'Now more than ever we need to reject retaliation, and reject the culture of fear and silence that retaliation creates,' read an email from the event organizers, which Bloomberg News viewed. 'The stakes are too high.'
'We prohibit retaliation in the workplace and publicly share our very clear policy,' a Google spokeswoman said in an emailed statement. 'To make sure that no complaint raised goes unheard at Google, we give employees multiple channels to report concerns, including anonymously, and investigate all allegations of retaliation."
Whittaker is a researcher at Google specializing in artificial intelligence. She co-founded a think tank, AI Now, that is not affiliated with Google. Whittaker wrote to her colleagues in an email that she was told she would have to 'abandon my work on AI ethics.' Stapleton, who works in the marketing department at YouTube, alleged that she was informed she was being demoted and later told to take a medical leave she didn’t need. After she retained a lawyer, Stapleton said, the company 'walked back my demotion, at least on paper,' but 'the environment remains hostile and I consider quitting nearly every day.'
On Friday, Whittaker and Stapleton shared additional information about their situations in an internal post to colleagues.
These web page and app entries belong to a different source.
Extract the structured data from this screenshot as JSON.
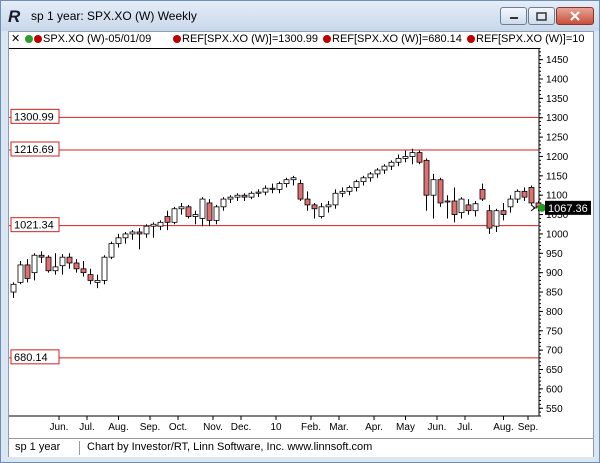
{
  "window": {
    "title": "sp 1 year: SPX.XO (W) Weekly",
    "icon": "rt-logo-icon"
  },
  "legend": {
    "close_mark": "✕",
    "items": [
      {
        "label": "SPX.XO (W)-05/01/09",
        "dots": [
          "#2d9b2d",
          "#c00000"
        ]
      },
      {
        "label": "REF[SPX.XO (W)]=1300.99",
        "dots": [
          "#c00000"
        ]
      },
      {
        "label": "REF[SPX.XO (W)]=680.14",
        "dots": [
          "#c00000"
        ]
      },
      {
        "label": "REF[SPX.XO (W)]=10",
        "dots": [
          "#c00000"
        ]
      }
    ]
  },
  "status": {
    "left": "sp 1 year",
    "credit": "Chart by Investor/RT, Linn Software, Inc. www.linnsoft.com"
  },
  "colors": {
    "ref_line": "#d02020",
    "down_candle": "#e07070",
    "up_candle": "#ffffff",
    "last_price_bg": "#000000",
    "last_price_marker": "#1e9e1e"
  },
  "chart_data": {
    "type": "candlestick",
    "symbol": "SPX.XO (W)",
    "period": "Weekly",
    "ylim": [
      530,
      1480
    ],
    "y_ticks": [
      550,
      600,
      650,
      700,
      750,
      800,
      850,
      900,
      950,
      1000,
      1050,
      1100,
      1150,
      1200,
      1250,
      1300,
      1350,
      1400,
      1450
    ],
    "x_month_labels": [
      "Jun.",
      "Jul.",
      "Aug.",
      "Sep.",
      "Oct.",
      "Nov.",
      "Dec.",
      "10",
      "Feb.",
      "Mar.",
      "Apr.",
      "May",
      "Jun.",
      "Jul.",
      "Aug.",
      "Sep."
    ],
    "x_month_label_week_index": [
      6.5,
      10.5,
      15,
      19.5,
      23.5,
      28.5,
      32.5,
      37.5,
      42.5,
      46.5,
      51.5,
      56,
      60.5,
      64.5,
      70,
      73.5
    ],
    "reference_lines": [
      {
        "label": "1300.99",
        "value": 1300.99
      },
      {
        "label": "1216.69",
        "value": 1216.69
      },
      {
        "label": "1021.34",
        "value": 1021.34
      },
      {
        "label": "680.14",
        "value": 680.14
      }
    ],
    "last_price": {
      "label": "1067.36",
      "value": 1067.36
    },
    "candles": [
      {
        "o": 850,
        "h": 875,
        "l": 835,
        "c": 870
      },
      {
        "o": 875,
        "h": 930,
        "l": 870,
        "c": 920
      },
      {
        "o": 920,
        "h": 935,
        "l": 875,
        "c": 885
      },
      {
        "o": 900,
        "h": 950,
        "l": 880,
        "c": 945
      },
      {
        "o": 945,
        "h": 955,
        "l": 925,
        "c": 940
      },
      {
        "o": 940,
        "h": 945,
        "l": 900,
        "c": 905
      },
      {
        "o": 905,
        "h": 950,
        "l": 895,
        "c": 915
      },
      {
        "o": 918,
        "h": 948,
        "l": 895,
        "c": 940
      },
      {
        "o": 940,
        "h": 950,
        "l": 910,
        "c": 925
      },
      {
        "o": 925,
        "h": 935,
        "l": 900,
        "c": 910
      },
      {
        "o": 910,
        "h": 930,
        "l": 890,
        "c": 900
      },
      {
        "o": 895,
        "h": 910,
        "l": 870,
        "c": 880
      },
      {
        "o": 875,
        "h": 895,
        "l": 860,
        "c": 880
      },
      {
        "o": 880,
        "h": 945,
        "l": 870,
        "c": 940
      },
      {
        "o": 940,
        "h": 980,
        "l": 935,
        "c": 975
      },
      {
        "o": 975,
        "h": 1000,
        "l": 965,
        "c": 990
      },
      {
        "o": 990,
        "h": 1005,
        "l": 975,
        "c": 1000
      },
      {
        "o": 1000,
        "h": 1010,
        "l": 985,
        "c": 1005
      },
      {
        "o": 1005,
        "h": 1015,
        "l": 960,
        "c": 1000
      },
      {
        "o": 1000,
        "h": 1025,
        "l": 990,
        "c": 1020
      },
      {
        "o": 1020,
        "h": 1030,
        "l": 990,
        "c": 1025
      },
      {
        "o": 1020,
        "h": 1035,
        "l": 1010,
        "c": 1030
      },
      {
        "o": 1045,
        "h": 1060,
        "l": 1010,
        "c": 1030
      },
      {
        "o": 1030,
        "h": 1070,
        "l": 1025,
        "c": 1065
      },
      {
        "o": 1065,
        "h": 1080,
        "l": 1050,
        "c": 1070
      },
      {
        "o": 1070,
        "h": 1075,
        "l": 1040,
        "c": 1045
      },
      {
        "o": 1045,
        "h": 1060,
        "l": 1025,
        "c": 1050
      },
      {
        "o": 1040,
        "h": 1095,
        "l": 1020,
        "c": 1090
      },
      {
        "o": 1080,
        "h": 1090,
        "l": 1020,
        "c": 1035
      },
      {
        "o": 1035,
        "h": 1075,
        "l": 1025,
        "c": 1070
      },
      {
        "o": 1070,
        "h": 1095,
        "l": 1060,
        "c": 1090
      },
      {
        "o": 1090,
        "h": 1100,
        "l": 1080,
        "c": 1095
      },
      {
        "o": 1095,
        "h": 1105,
        "l": 1085,
        "c": 1100
      },
      {
        "o": 1100,
        "h": 1105,
        "l": 1085,
        "c": 1095
      },
      {
        "o": 1095,
        "h": 1110,
        "l": 1090,
        "c": 1105
      },
      {
        "o": 1105,
        "h": 1115,
        "l": 1095,
        "c": 1108
      },
      {
        "o": 1108,
        "h": 1125,
        "l": 1100,
        "c": 1118
      },
      {
        "o": 1118,
        "h": 1130,
        "l": 1105,
        "c": 1115
      },
      {
        "o": 1115,
        "h": 1135,
        "l": 1105,
        "c": 1130
      },
      {
        "o": 1130,
        "h": 1145,
        "l": 1120,
        "c": 1140
      },
      {
        "o": 1140,
        "h": 1150,
        "l": 1125,
        "c": 1145
      },
      {
        "o": 1130,
        "h": 1140,
        "l": 1085,
        "c": 1090
      },
      {
        "o": 1090,
        "h": 1110,
        "l": 1060,
        "c": 1075
      },
      {
        "o": 1075,
        "h": 1080,
        "l": 1040,
        "c": 1065
      },
      {
        "o": 1045,
        "h": 1080,
        "l": 1040,
        "c": 1070
      },
      {
        "o": 1070,
        "h": 1085,
        "l": 1055,
        "c": 1075
      },
      {
        "o": 1075,
        "h": 1115,
        "l": 1065,
        "c": 1105
      },
      {
        "o": 1105,
        "h": 1120,
        "l": 1095,
        "c": 1110
      },
      {
        "o": 1110,
        "h": 1125,
        "l": 1100,
        "c": 1120
      },
      {
        "o": 1120,
        "h": 1140,
        "l": 1110,
        "c": 1135
      },
      {
        "o": 1135,
        "h": 1150,
        "l": 1125,
        "c": 1145
      },
      {
        "o": 1145,
        "h": 1160,
        "l": 1135,
        "c": 1155
      },
      {
        "o": 1155,
        "h": 1170,
        "l": 1145,
        "c": 1165
      },
      {
        "o": 1165,
        "h": 1180,
        "l": 1155,
        "c": 1175
      },
      {
        "o": 1175,
        "h": 1190,
        "l": 1165,
        "c": 1185
      },
      {
        "o": 1185,
        "h": 1205,
        "l": 1175,
        "c": 1195
      },
      {
        "o": 1195,
        "h": 1215,
        "l": 1185,
        "c": 1200
      },
      {
        "o": 1200,
        "h": 1220,
        "l": 1180,
        "c": 1210
      },
      {
        "o": 1210,
        "h": 1215,
        "l": 1180,
        "c": 1185
      },
      {
        "o": 1190,
        "h": 1195,
        "l": 1060,
        "c": 1100
      },
      {
        "o": 1100,
        "h": 1155,
        "l": 1040,
        "c": 1140
      },
      {
        "o": 1140,
        "h": 1145,
        "l": 1070,
        "c": 1080
      },
      {
        "o": 1085,
        "h": 1100,
        "l": 1040,
        "c": 1085
      },
      {
        "o": 1085,
        "h": 1120,
        "l": 1030,
        "c": 1050
      },
      {
        "o": 1055,
        "h": 1095,
        "l": 1040,
        "c": 1090
      },
      {
        "o": 1075,
        "h": 1090,
        "l": 1050,
        "c": 1060
      },
      {
        "o": 1060,
        "h": 1085,
        "l": 1045,
        "c": 1078
      },
      {
        "o": 1115,
        "h": 1130,
        "l": 1085,
        "c": 1090
      },
      {
        "o": 1060,
        "h": 1075,
        "l": 1000,
        "c": 1015
      },
      {
        "o": 1020,
        "h": 1065,
        "l": 1005,
        "c": 1060
      },
      {
        "o": 1060,
        "h": 1080,
        "l": 1035,
        "c": 1050
      },
      {
        "o": 1070,
        "h": 1100,
        "l": 1055,
        "c": 1090
      },
      {
        "o": 1090,
        "h": 1115,
        "l": 1080,
        "c": 1110
      },
      {
        "o": 1110,
        "h": 1120,
        "l": 1085,
        "c": 1095
      },
      {
        "o": 1120,
        "h": 1125,
        "l": 1075,
        "c": 1080
      },
      {
        "o": 1080,
        "h": 1085,
        "l": 1060,
        "c": 1070
      },
      {
        "o": 1072,
        "h": 1080,
        "l": 1060,
        "c": 1067
      }
    ]
  }
}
Whittaker said that her manager, whom she did not name, told her that her AI ethics work 'was no longer a fit.' She said the manager told her that Google’s cloud division had plans to increase sales by 'being everywhere Lockheed is' -- a reference to the defense company Lockheed Martin Corp. Google’s work with the U.S. military was the subject of employee protests last year.
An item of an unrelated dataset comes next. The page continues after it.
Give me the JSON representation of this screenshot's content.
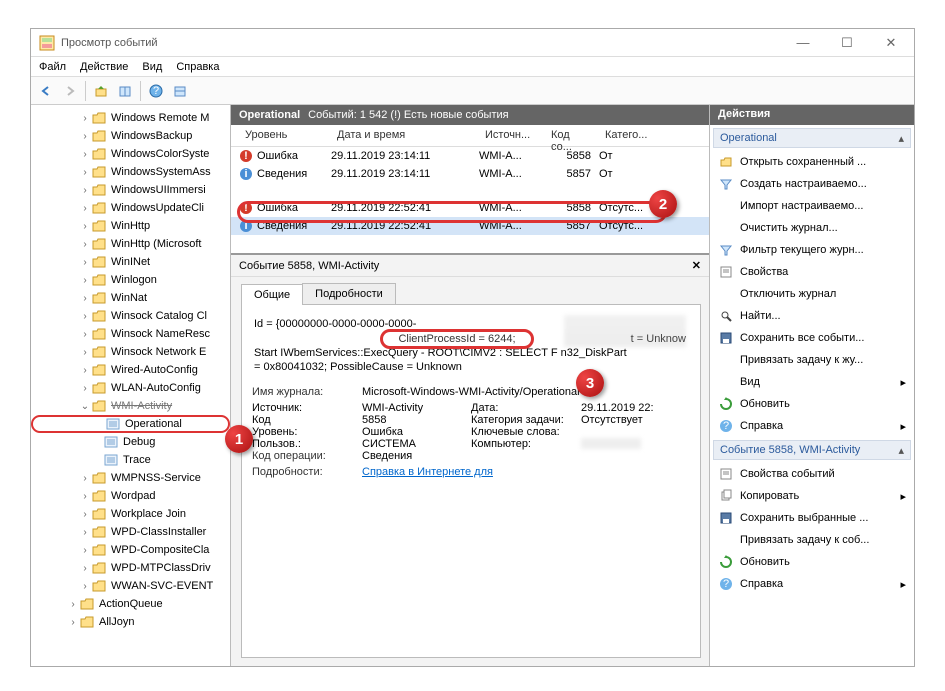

A Google spokeswoman declined to comment on the mention of the cloud business. During the Friday meeting, Oona King, Google’s director of diversity strategy, rejected at least one of the employee’s claims. 'I can genuinely say when I’ve looked at the details of one of the cases, it isn’t as it appears here,' she wrote, according to a message viewed by Bloomberg News.
Executives at YouTube and Google Cloud sent messages to staffers earlier this week disputing the accounts of Stapleton and Whittaker, according to a person who had seen them.
Several current and former employees took to Twitter on Friday to register complaints using the hashtag #NotOkGoogle, a riff on the company’s virtual assistant product. 'This is just the tip of the iceberg,' wrote Alex Hanna, a member of Google’s cloud division.
'I am grateful that I quit Google,' wrote Liz Fong-Jones, an engineer and outspoken critic who left the company earlier this year.
'This is a pattern, these are systemic issues, and we will change if only by speaking up and acting together,' Stapleton wrote in the email.
Google management publicly endorsed the employee walkout in the fall, giving the blessing for staff to vent frustration. But as dissent continued to rise inside Google, the company’s lawyers urged the U.S. government to give companies more leeway to reign in rebellious employees from organizing over workplace email.
Google made that filing in a case pending before the National Labor Relations Board involving alleged retaliatory discipline against an employee. Another complaint involving alleged retaliation against staff was filed with the agency this week.
This story has been published from a wire agency feed without modifications to the text. Only the headline has been changed.